"We need to come up with dramatic, innovative approaches to get ART at affordable prices to our own citizens", says Raghavan. She visited Malawi last year where drugs are given by community-based organizations in the communities. "Such a decentralised approach is the only way we will be able to expand services", she continues. India's health budget is a dismal 0.9% of the total budget. As a result, the current level of funding to provide ART to 135,000 patients over the next five years is coming from the Global Fund. "We need to identify sources of funding within the country to cover funding for the rest of the 350,000 patients who need ART. Unfortunately, there has been no large-scale initiative from the pharmaceutical industry to come together to scale-up these services to the patients. And accountability lies with all of us - with the government, with civil society, with the pharmaceutical industry, with the activist and with the private sector. We have not been able to come together to make this happen - and it should be very possible to make it happen", says an impassioned Raghavan. Government policy is still reacting to the spread of the virus into rural India. This would be a good time to reverse that trend and pro-actively take a bottom-up approach allowing primary health centers and sub-centers a degree of autonomy, so that they can spend an allocated budget on drugs and treatments most required in the particular villages they serve. This would also allow the private sector and pharmaceutical industries to step in and fill the most glaring gaps in supply of not just ARVs, but also drugs to treat TB and rashes.
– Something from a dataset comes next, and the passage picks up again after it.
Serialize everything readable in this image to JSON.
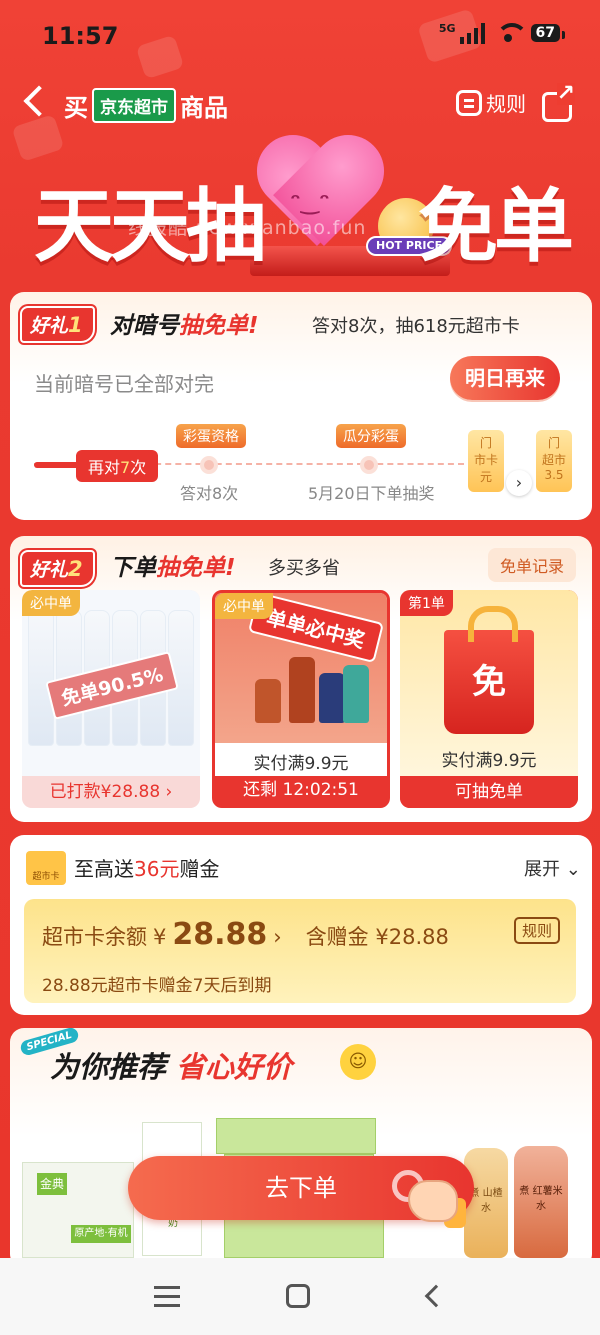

There are signs that the government is on the right track: On August 8th this year, representatives from 620 districts were invited to Delhi to discuss a grassroots approach to tackling the issues surrounding HIV/AIDS. Such approaches need to be backed up by renewed spending by both the state and union governments to revamp our public health system. Dealing with the HIV epidemic could lead to a fortuitous tackling of chronic problems in India's public health set-up. HIV-infected people may then be able to access not just ARVs but also basic drugs to treat TB and skin rashes without the delay and uncertainty present in PHCs today. Even patients without HIV who need access to health care would be well-served by an improvement in access to a reliable supply of drugs at well-run and well-maintained PHCs. The HIV epidemic has brought into focus multiple public health issues facing rural India today. In this respect, it presents us with an opportunity to deal with issues that have been neglected and even been actively ignored for too long.

Names of HIV-affected people have been changed to protect identities